(Entries shown):
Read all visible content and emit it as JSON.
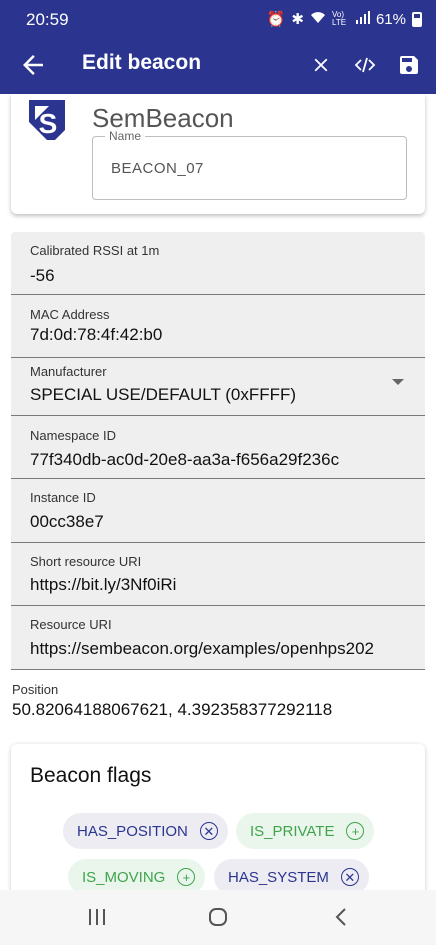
{
  "status": {
    "time": "20:59",
    "network": "Vo) LTE",
    "battery": "61%"
  },
  "appbar": {
    "title": "Edit beacon"
  },
  "header": {
    "brand": "SemBeacon",
    "name_label": "Name",
    "name_value": "BEACON_07"
  },
  "fields": [
    {
      "label": "Calibrated RSSI at 1m",
      "value": "-56"
    },
    {
      "label": "MAC Address",
      "value": "7d:0d:78:4f:42:b0"
    },
    {
      "label": "Manufacturer",
      "value": "SPECIAL USE/DEFAULT (0xFFFF)"
    },
    {
      "label": "Namespace ID",
      "value": "77f340db-ac0d-20e8-aa3a-f656a29f236c"
    },
    {
      "label": "Instance ID",
      "value": "00cc38e7"
    },
    {
      "label": "Short resource URI",
      "value": "https://bit.ly/3Nf0iRi"
    },
    {
      "label": "Resource URI",
      "value": "https://sembeacon.org/examples/openhps202"
    }
  ],
  "position": {
    "label": "Position",
    "value": "50.82064188067621, 4.392358377292118"
  },
  "flags": {
    "title": "Beacon flags",
    "chips": [
      {
        "label": "HAS_POSITION",
        "state": "set"
      },
      {
        "label": "IS_PRIVATE",
        "state": "unset"
      },
      {
        "label": "IS_MOVING",
        "state": "unset"
      },
      {
        "label": "HAS_SYSTEM",
        "state": "set"
      }
    ]
  },
  "colors": {
    "primary": "#2b3590",
    "chip_set_text": "#2b3590",
    "chip_unset_text": "#3fa44c",
    "field_bg": "#efefef"
  }
}
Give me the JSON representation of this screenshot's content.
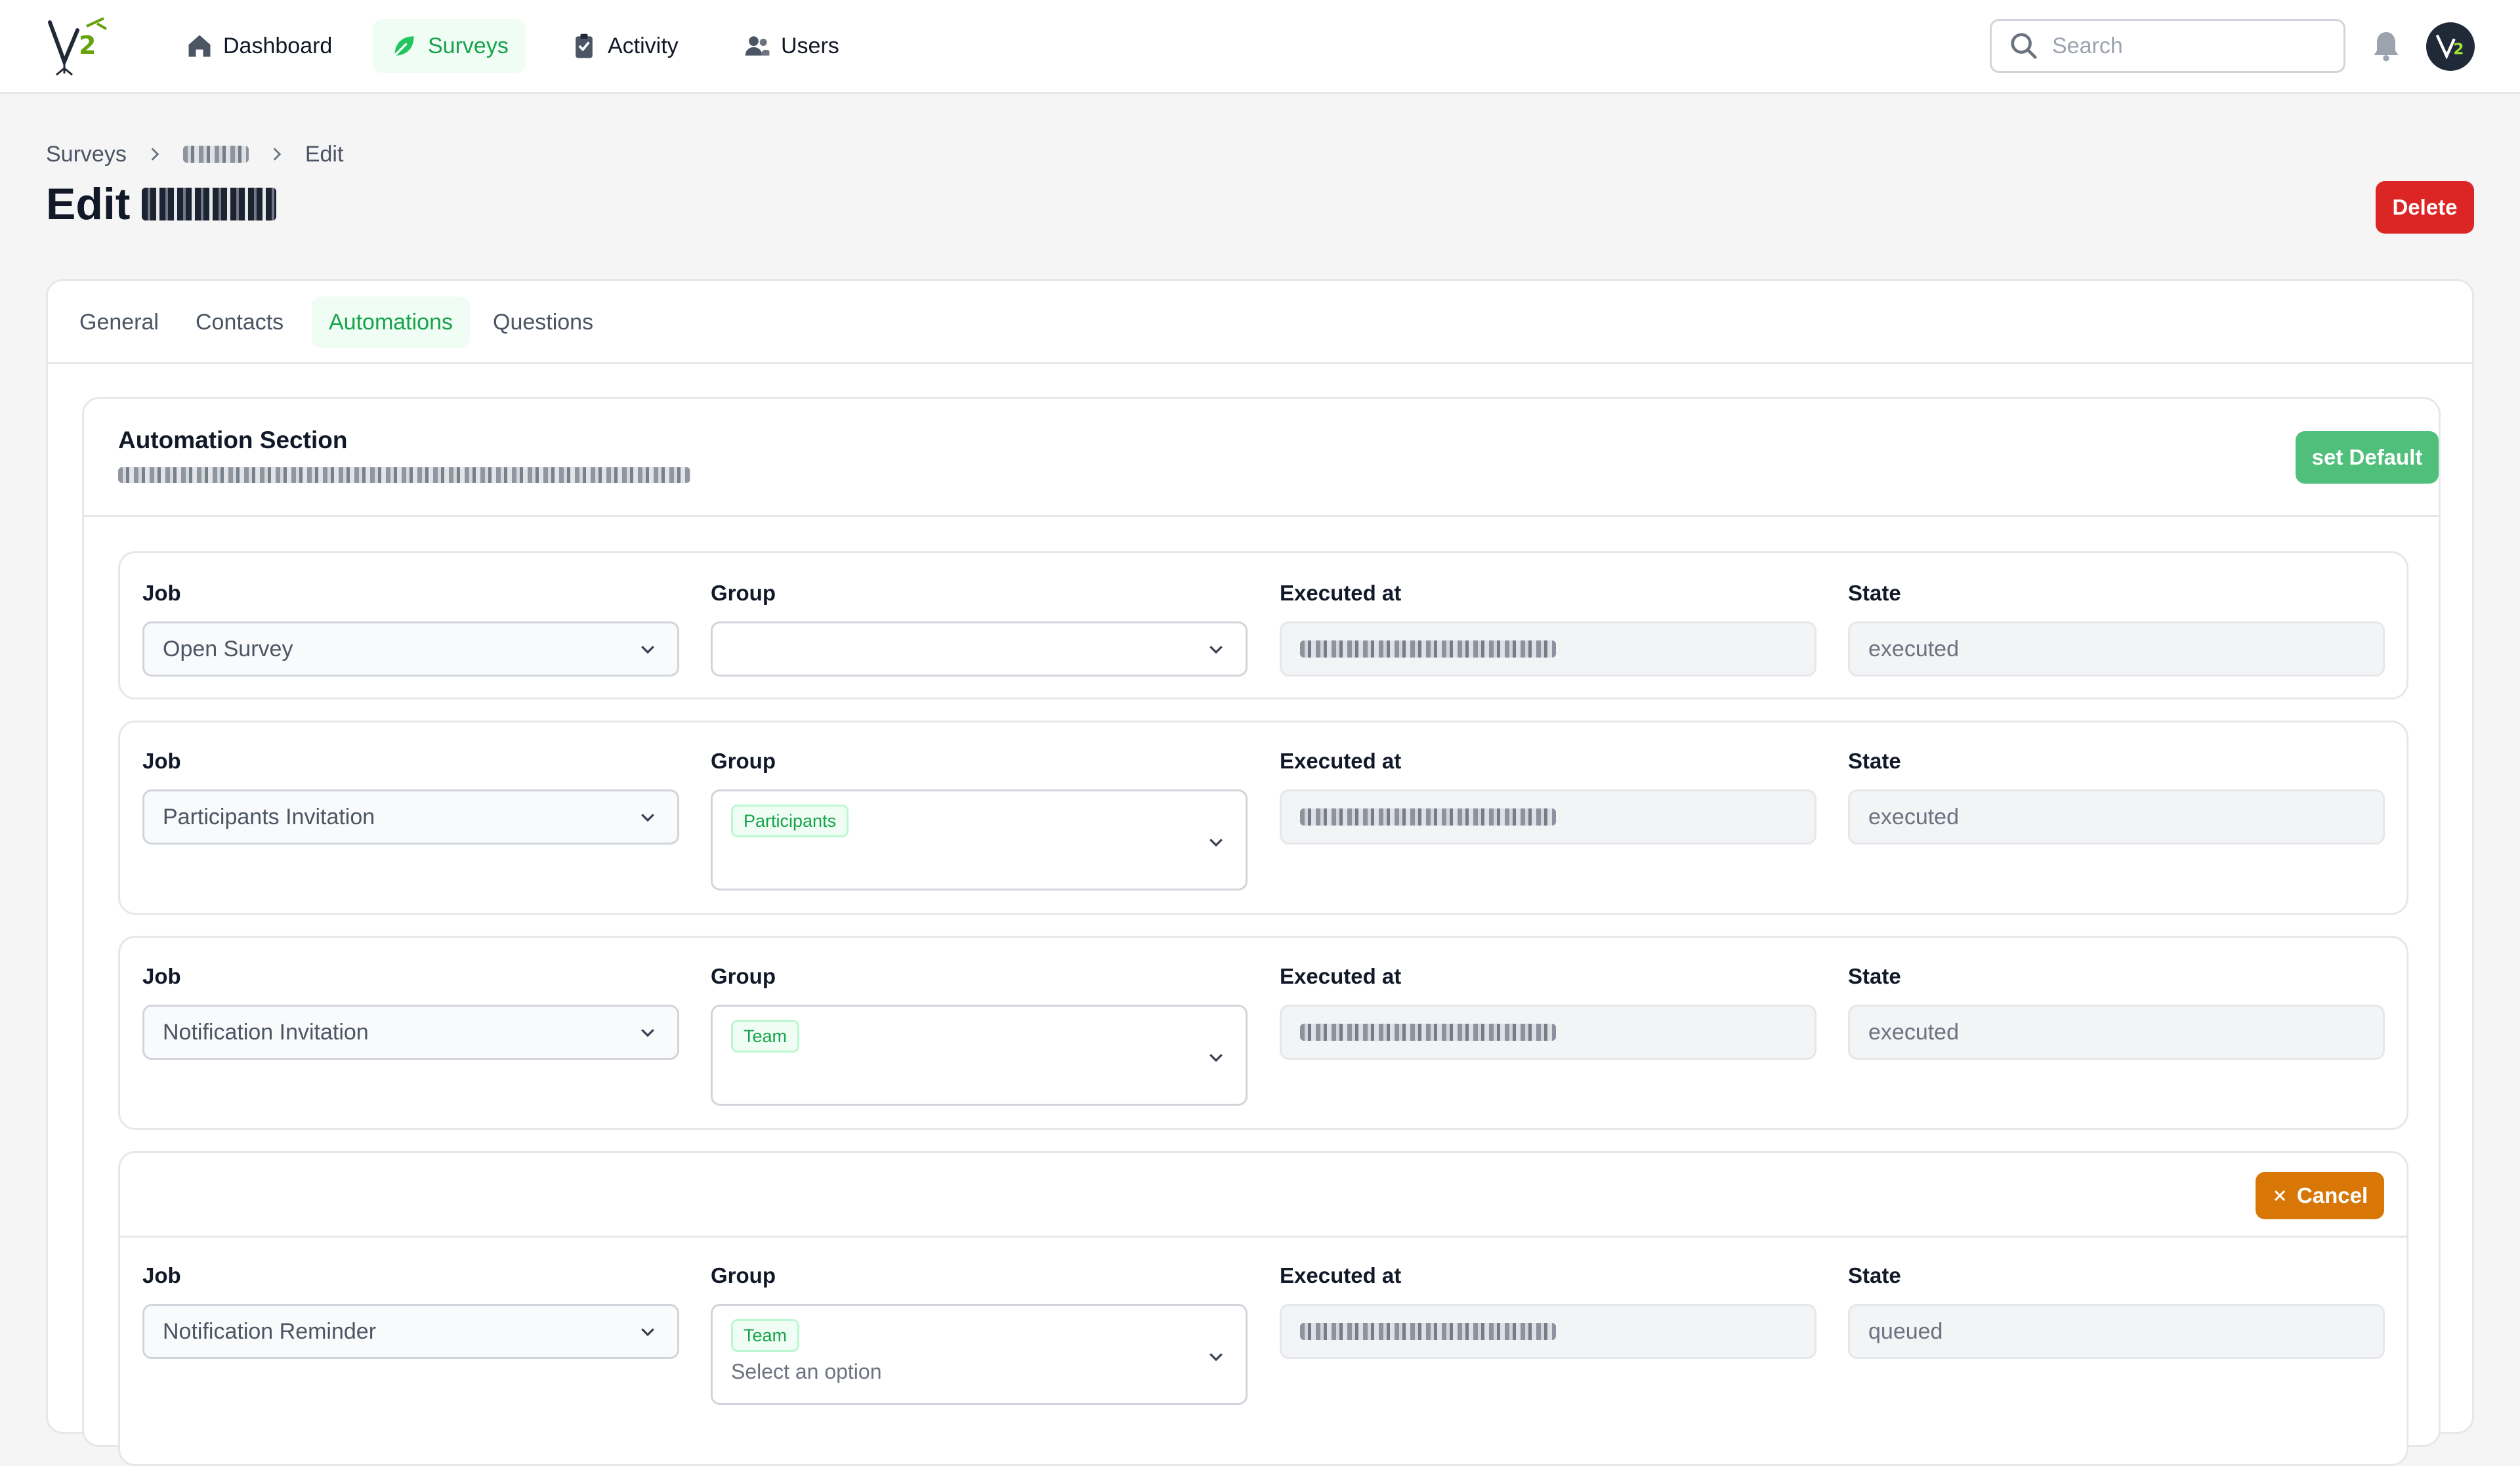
{
  "nav": {
    "items": [
      {
        "label": "Dashboard",
        "icon": "home-icon",
        "active": false
      },
      {
        "label": "Surveys",
        "icon": "leaf-icon",
        "active": true
      },
      {
        "label": "Activity",
        "icon": "clipboard-icon",
        "active": false
      },
      {
        "label": "Users",
        "icon": "users-icon",
        "active": false
      }
    ],
    "search_placeholder": "Search"
  },
  "breadcrumb": {
    "root": "Surveys",
    "current": "Edit"
  },
  "page": {
    "title_prefix": "Edit",
    "delete_label": "Delete"
  },
  "tabs": [
    {
      "label": "General",
      "active": false
    },
    {
      "label": "Contacts",
      "active": false
    },
    {
      "label": "Automations",
      "active": true
    },
    {
      "label": "Questions",
      "active": false
    }
  ],
  "automation": {
    "title": "Automation Section",
    "set_default_label": "set Default",
    "labels": {
      "job": "Job",
      "group": "Group",
      "executed_at": "Executed at",
      "state": "State"
    },
    "jobs": [
      {
        "job": "Open Survey",
        "group_tag": "",
        "state": "executed"
      },
      {
        "job": "Participants Invitation",
        "group_tag": "Participants",
        "state": "executed"
      },
      {
        "job": "Notification Invitation",
        "group_tag": "Team",
        "state": "executed"
      },
      {
        "job": "Notification Reminder",
        "group_tag": "Team",
        "group_placeholder": "Select an option",
        "state": "queued",
        "cancel_label": "Cancel"
      }
    ]
  },
  "colors": {
    "accent": "#16a34a",
    "danger": "#dc2626",
    "success_btn": "#4fbf7b",
    "warning": "#d97706"
  }
}
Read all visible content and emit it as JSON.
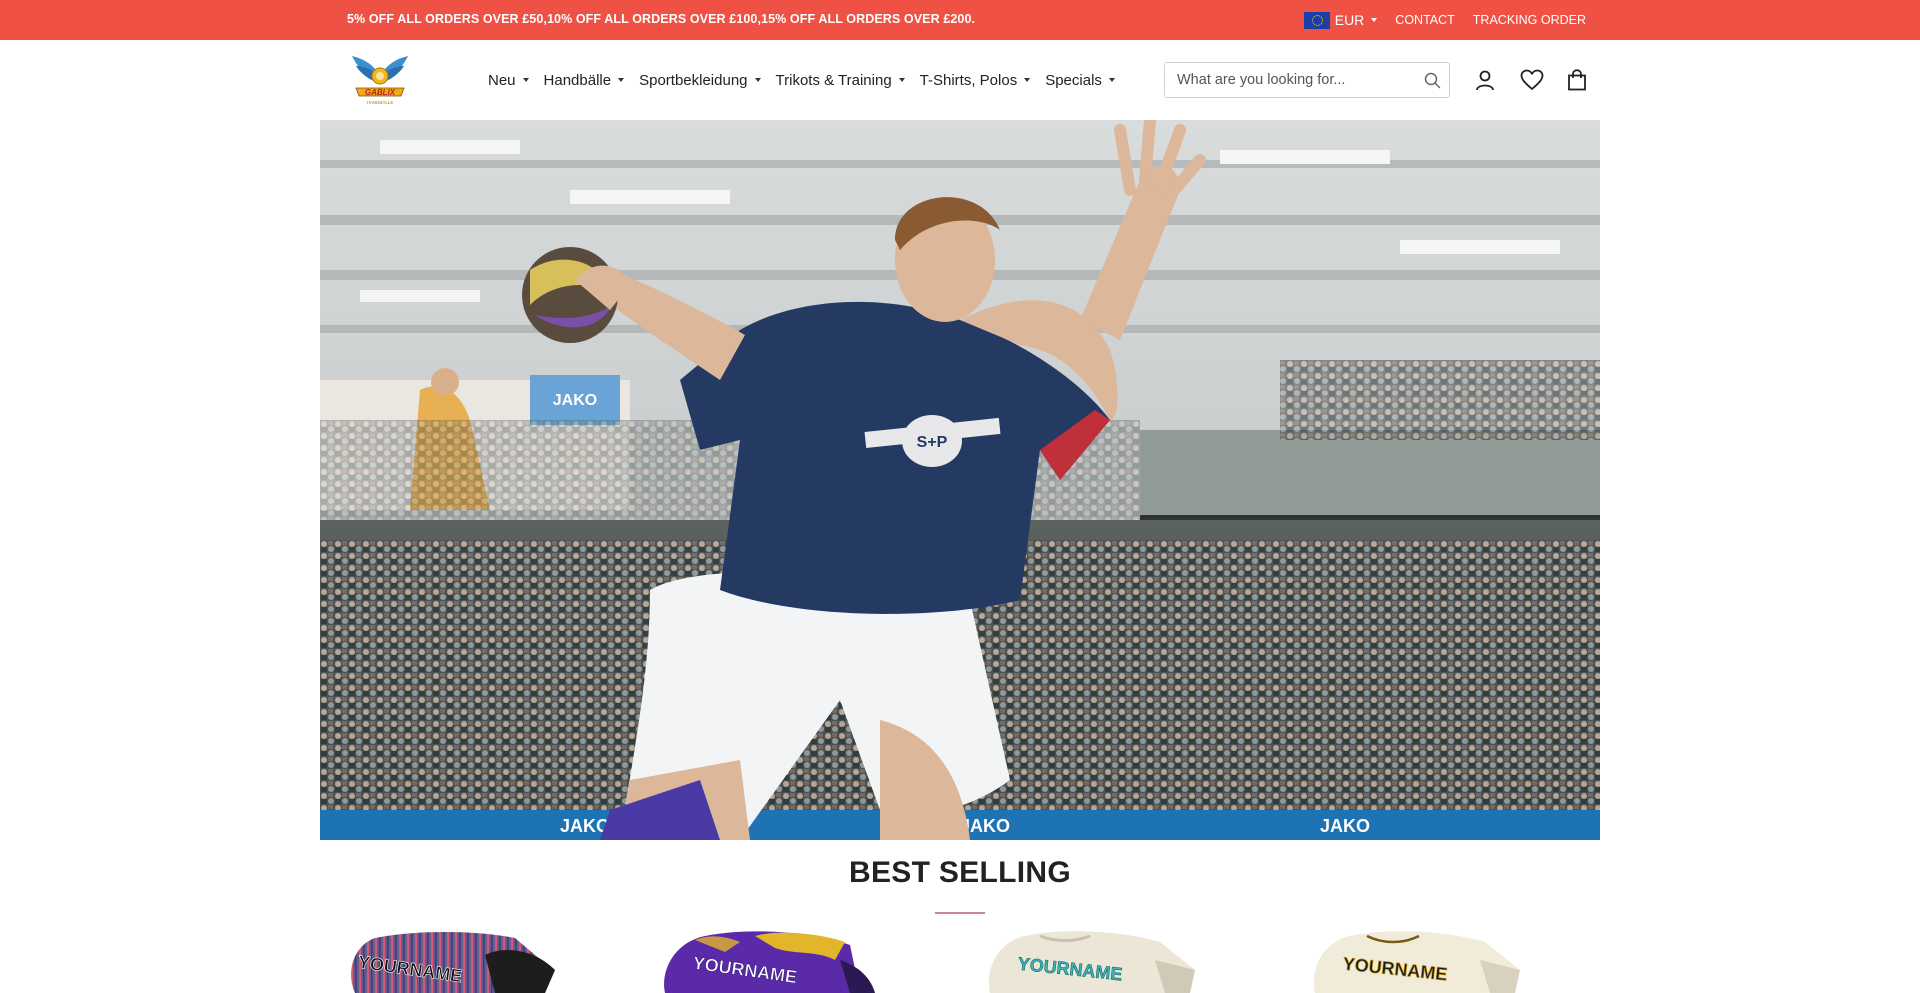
{
  "promo": {
    "text": "5% OFF ALL ORDERS OVER £50,10% OFF ALL ORDERS OVER £100,15% OFF ALL ORDERS OVER £200.",
    "currency": "EUR",
    "contact": "CONTACT",
    "tracking": "TRACKING ORDER"
  },
  "header": {
    "logo_text": "GABLIX",
    "logo_sub": "HANDBÄLLE",
    "nav": [
      {
        "label": "Neu"
      },
      {
        "label": "Handbälle"
      },
      {
        "label": "Sportbekleidung"
      },
      {
        "label": "Trikots & Training"
      },
      {
        "label": "T-Shirts, Polos"
      },
      {
        "label": "Specials"
      }
    ],
    "search_placeholder": "What are you looking for..."
  },
  "hero": {
    "shirt_print": "S+P",
    "banner_brand": "JAKO"
  },
  "best_selling": {
    "title": "BEST SELLING",
    "products": [
      {
        "print": "YOURNAME"
      },
      {
        "print": "YOURNAME"
      },
      {
        "print": "YOURNAME"
      },
      {
        "print": "YOURNAME"
      }
    ]
  },
  "colors": {
    "promo_bg": "#ef5244",
    "accent_underline": "#c98a93",
    "text": "#222222"
  },
  "icons": [
    "eu-flag-icon",
    "search-icon",
    "user-icon",
    "heart-icon",
    "bag-icon",
    "chevron-down-icon"
  ]
}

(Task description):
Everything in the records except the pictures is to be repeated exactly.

(Response for this exercise):
Read all visible content and emit it as JSON.
{
  "status": {
    "time": "20:59",
    "network": "Vo) LTE",
    "battery": "61%"
  },
  "appbar": {
    "title": "Edit beacon"
  },
  "header": {
    "brand": "SemBeacon",
    "name_label": "Name",
    "name_value": "BEACON_07"
  },
  "fields": [
    {
      "label": "Calibrated RSSI at 1m",
      "value": "-56"
    },
    {
      "label": "MAC Address",
      "value": "7d:0d:78:4f:42:b0"
    },
    {
      "label": "Manufacturer",
      "value": "SPECIAL USE/DEFAULT (0xFFFF)"
    },
    {
      "label": "Namespace ID",
      "value": "77f340db-ac0d-20e8-aa3a-f656a29f236c"
    },
    {
      "label": "Instance ID",
      "value": "00cc38e7"
    },
    {
      "label": "Short resource URI",
      "value": "https://bit.ly/3Nf0iRi"
    },
    {
      "label": "Resource URI",
      "value": "https://sembeacon.org/examples/openhps202"
    }
  ],
  "position": {
    "label": "Position",
    "value": "50.82064188067621, 4.392358377292118"
  },
  "flags": {
    "title": "Beacon flags",
    "chips": [
      {
        "label": "HAS_POSITION",
        "state": "set"
      },
      {
        "label": "IS_PRIVATE",
        "state": "unset"
      },
      {
        "label": "IS_MOVING",
        "state": "unset"
      },
      {
        "label": "HAS_SYSTEM",
        "state": "set"
      }
    ]
  },
  "colors": {
    "primary": "#2b3590",
    "chip_set_text": "#2b3590",
    "chip_unset_text": "#3fa44c",
    "field_bg": "#efefef"
  }
}
Give me the JSON representation of this screenshot's content.
{
  "nav": {
    "items": [
      {
        "label": "Dashboard",
        "icon": "home-icon",
        "active": false
      },
      {
        "label": "Surveys",
        "icon": "leaf-icon",
        "active": true
      },
      {
        "label": "Activity",
        "icon": "clipboard-icon",
        "active": false
      },
      {
        "label": "Users",
        "icon": "users-icon",
        "active": false
      }
    ],
    "search_placeholder": "Search"
  },
  "breadcrumb": {
    "root": "Surveys",
    "current": "Edit"
  },
  "page": {
    "title_prefix": "Edit",
    "delete_label": "Delete"
  },
  "tabs": [
    {
      "label": "General",
      "active": false
    },
    {
      "label": "Contacts",
      "active": false
    },
    {
      "label": "Automations",
      "active": true
    },
    {
      "label": "Questions",
      "active": false
    }
  ],
  "automation": {
    "title": "Automation Section",
    "set_default_label": "set Default",
    "labels": {
      "job": "Job",
      "group": "Group",
      "executed_at": "Executed at",
      "state": "State"
    },
    "jobs": [
      {
        "job": "Open Survey",
        "group_tag": "",
        "state": "executed"
      },
      {
        "job": "Participants Invitation",
        "group_tag": "Participants",
        "state": "executed"
      },
      {
        "job": "Notification Invitation",
        "group_tag": "Team",
        "state": "executed"
      },
      {
        "job": "Notification Reminder",
        "group_tag": "Team",
        "group_placeholder": "Select an option",
        "state": "queued",
        "cancel_label": "Cancel"
      }
    ]
  },
  "colors": {
    "accent": "#16a34a",
    "danger": "#dc2626",
    "success_btn": "#4fbf7b",
    "warning": "#d97706"
  }
}
Read all visible content and emit it as JSON.
{
  "promo": {
    "text": "5% OFF ALL ORDERS OVER £50,10% OFF ALL ORDERS OVER £100,15% OFF ALL ORDERS OVER £200.",
    "currency": "EUR",
    "contact": "CONTACT",
    "tracking": "TRACKING ORDER"
  },
  "header": {
    "logo_text": "GABLIX",
    "logo_sub": "HANDBÄLLE",
    "nav": [
      {
        "label": "Neu"
      },
      {
        "label": "Handbälle"
      },
      {
        "label": "Sportbekleidung"
      },
      {
        "label": "Trikots & Training"
      },
      {
        "label": "T-Shirts, Polos"
      },
      {
        "label": "Specials"
      }
    ],
    "search_placeholder": "What are you looking for..."
  },
  "hero": {
    "shirt_print": "S+P",
    "banner_brand": "JAKO"
  },
  "best_selling": {
    "title": "BEST SELLING",
    "products": [
      {
        "print": "YOURNAME"
      },
      {
        "print": "YOURNAME"
      },
      {
        "print": "YOURNAME"
      },
      {
        "print": "YOURNAME"
      }
    ]
  },
  "colors": {
    "promo_bg": "#ef5244",
    "accent_underline": "#c98a93",
    "text": "#222222"
  },
  "icons": [
    "eu-flag-icon",
    "search-icon",
    "user-icon",
    "heart-icon",
    "bag-icon",
    "chevron-down-icon"
  ]
}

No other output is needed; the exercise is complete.